This article is from the Good Guide to Going Green at Home, available to download for free here
With energy prices continuing to rise, many households are facing a difficult winter ahead. During summer and early autumn, we can often get away with running the heating less and keeping lights switched off, but this picture changes as the colder months arrive.
Even at the beginning of 2022 – before the energy price hikes in April – more than a third (37 per cent) of Britons reported that they cannot afford to heat their home to a level where they are comfortably warm when it is very cold outside, with one in 50 saying that they are unable to afford to heat their home at all.
A persistently cold, damp living environment can have serious consequences for both a building and its inhabitants. It also has a collective impact on the UK: £1.3 billion is spent each year on health services in England to treat illnesses caused by cold homes and ONS figures indicate that mortalities resulting from the effects of fuel poverty are on the rise. So, how do we go about reversing this devastating trend to ensure that everyone can afford to keep warm and healthy at home?
Better homes through energy-efficient renovations
At Ecology, we have long supported people to improve the energy efficiency of their homes so that they can achieve a more comfortable, affordable, and sustainable living environment.
The UK’s homes are notoriously leaky when it comes to heat, with many properties losing vast amounts of warmth through windows, doors, floors, walls and roofs; our mortgage customers frequently cite this as a leading motivation in their decision to undertake an energy-efficient renovation.
To enable this, we provide specialist mortgages that help them to cover the initial costs of energy improvements – like putting in insulation or installing a renewable energy system – and to support people to make their homes energy efficient and affordable in the long term.
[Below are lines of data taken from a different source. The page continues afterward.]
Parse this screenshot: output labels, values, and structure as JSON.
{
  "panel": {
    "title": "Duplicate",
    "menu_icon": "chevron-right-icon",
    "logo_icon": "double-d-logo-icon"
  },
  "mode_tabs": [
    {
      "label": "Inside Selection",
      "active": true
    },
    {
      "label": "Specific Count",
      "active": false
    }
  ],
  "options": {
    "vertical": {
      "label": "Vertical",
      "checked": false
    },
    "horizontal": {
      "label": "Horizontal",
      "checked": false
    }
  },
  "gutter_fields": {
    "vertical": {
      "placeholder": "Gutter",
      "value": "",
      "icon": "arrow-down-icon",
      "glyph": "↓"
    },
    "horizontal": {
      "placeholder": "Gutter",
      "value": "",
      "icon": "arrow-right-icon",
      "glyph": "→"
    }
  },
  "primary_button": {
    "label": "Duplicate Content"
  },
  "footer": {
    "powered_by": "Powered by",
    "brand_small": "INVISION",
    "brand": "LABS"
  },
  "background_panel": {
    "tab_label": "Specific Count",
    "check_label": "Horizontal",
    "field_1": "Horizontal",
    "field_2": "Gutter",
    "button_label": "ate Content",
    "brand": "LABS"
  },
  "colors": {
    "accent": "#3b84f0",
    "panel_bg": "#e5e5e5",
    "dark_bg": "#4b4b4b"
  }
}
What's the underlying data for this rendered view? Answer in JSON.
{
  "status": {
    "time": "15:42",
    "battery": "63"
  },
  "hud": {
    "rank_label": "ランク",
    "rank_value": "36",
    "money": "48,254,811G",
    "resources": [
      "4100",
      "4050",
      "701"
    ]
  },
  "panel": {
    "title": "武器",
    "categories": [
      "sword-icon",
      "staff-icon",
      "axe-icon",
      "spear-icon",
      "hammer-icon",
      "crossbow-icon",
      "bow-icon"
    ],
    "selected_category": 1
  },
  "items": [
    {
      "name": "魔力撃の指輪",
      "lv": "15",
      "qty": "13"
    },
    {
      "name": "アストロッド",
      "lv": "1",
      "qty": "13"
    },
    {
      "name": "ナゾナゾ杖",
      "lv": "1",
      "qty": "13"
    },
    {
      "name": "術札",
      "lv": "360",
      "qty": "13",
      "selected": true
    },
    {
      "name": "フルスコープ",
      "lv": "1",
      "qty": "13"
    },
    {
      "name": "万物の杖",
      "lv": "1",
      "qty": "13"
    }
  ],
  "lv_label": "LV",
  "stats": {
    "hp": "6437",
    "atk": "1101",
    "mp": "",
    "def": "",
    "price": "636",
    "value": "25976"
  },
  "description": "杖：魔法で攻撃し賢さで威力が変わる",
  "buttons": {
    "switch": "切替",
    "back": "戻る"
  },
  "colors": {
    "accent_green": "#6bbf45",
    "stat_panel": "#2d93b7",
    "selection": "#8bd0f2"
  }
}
We do this through our range of award-winning ‘C-Change’ mortgages, which incentivise energy efficiency through mortgage pricing based on a property’s final energy performance or environmental impact.
We are now beginning to see our approach replicated by some of the high street lenders. As an organisation that exists to deliver positive change, we consider it our responsibility to keep innovating so that we can develop finance that meets the needs of today’s homeowners and supports the UK’s journey to net zero. With this in mind, we have recently enhanced our C-Change range, developing new categories for homes that are built to the highest energy efficiency ratings.
Energy efficiency for every home – old or new
The idea of an energy-efficient home is often associated with slick high-end new builds that have been designed around sustainability principles from the outset. This can be discouraging for those of us who want a low-energy home but live in an older property built before present- day energy-efficiency considerations or in a newer building with a poor EPC rating. Many of our borrowers stand as inspiring examples for those facing such a situation, having achieved superb levels of energy efficiency by carrying out a renovation on their existing home.
Jan and Stuart are two such people, having used an Ecology mortgage to transform their Victorian terraced home in Lancaster from an EPC level D (the England and Wales average) to a level B. Internal wall insulation, an air source heat pump, integrated roof-top solar photovoltaic panels and battery storage, combined with the installation of new radiators and pipework, allow the couple to enjoy a comfortable indoor temperature throughout their home.
Additionally, any surplus electricity generated via the solar panels is stored by a battery, helping to reduce their overall energy bill. Over time, Jan and Stuart expect that they will reap the benefits of the cost savings resulting from the improved energy efficiency of their home.
Expanding the support for home renovators
Jan and Stuart’s inspiring project shows that with research and imagination it is possible to navigate the challenges of improving and upgrading a traditional older property to create a comfortable, energy-efficient and sustainable home.
There is progress being made in supporting more homeowners to follow this example, with some mainstream lenders beginning to wake up to the need to recognise and support energy- efficient living and the Government offering VAT relief on energy-saving home improvements and certain renewable heating technologies until 2027.
At Ecology, we are continuing to push for a national retrofit strategy to support all homeowners – including those on the lowest incomes – to make their homes more efficient and are working with networks across the finance sector so that we can share our expertise on lending for sustainable properties. We believe that everyone has the right to a warm, comfortable home and hope that stories from people like Jan and Stuart can inspire others to see that energy-efficient living can become a reality, whatever type of home you have.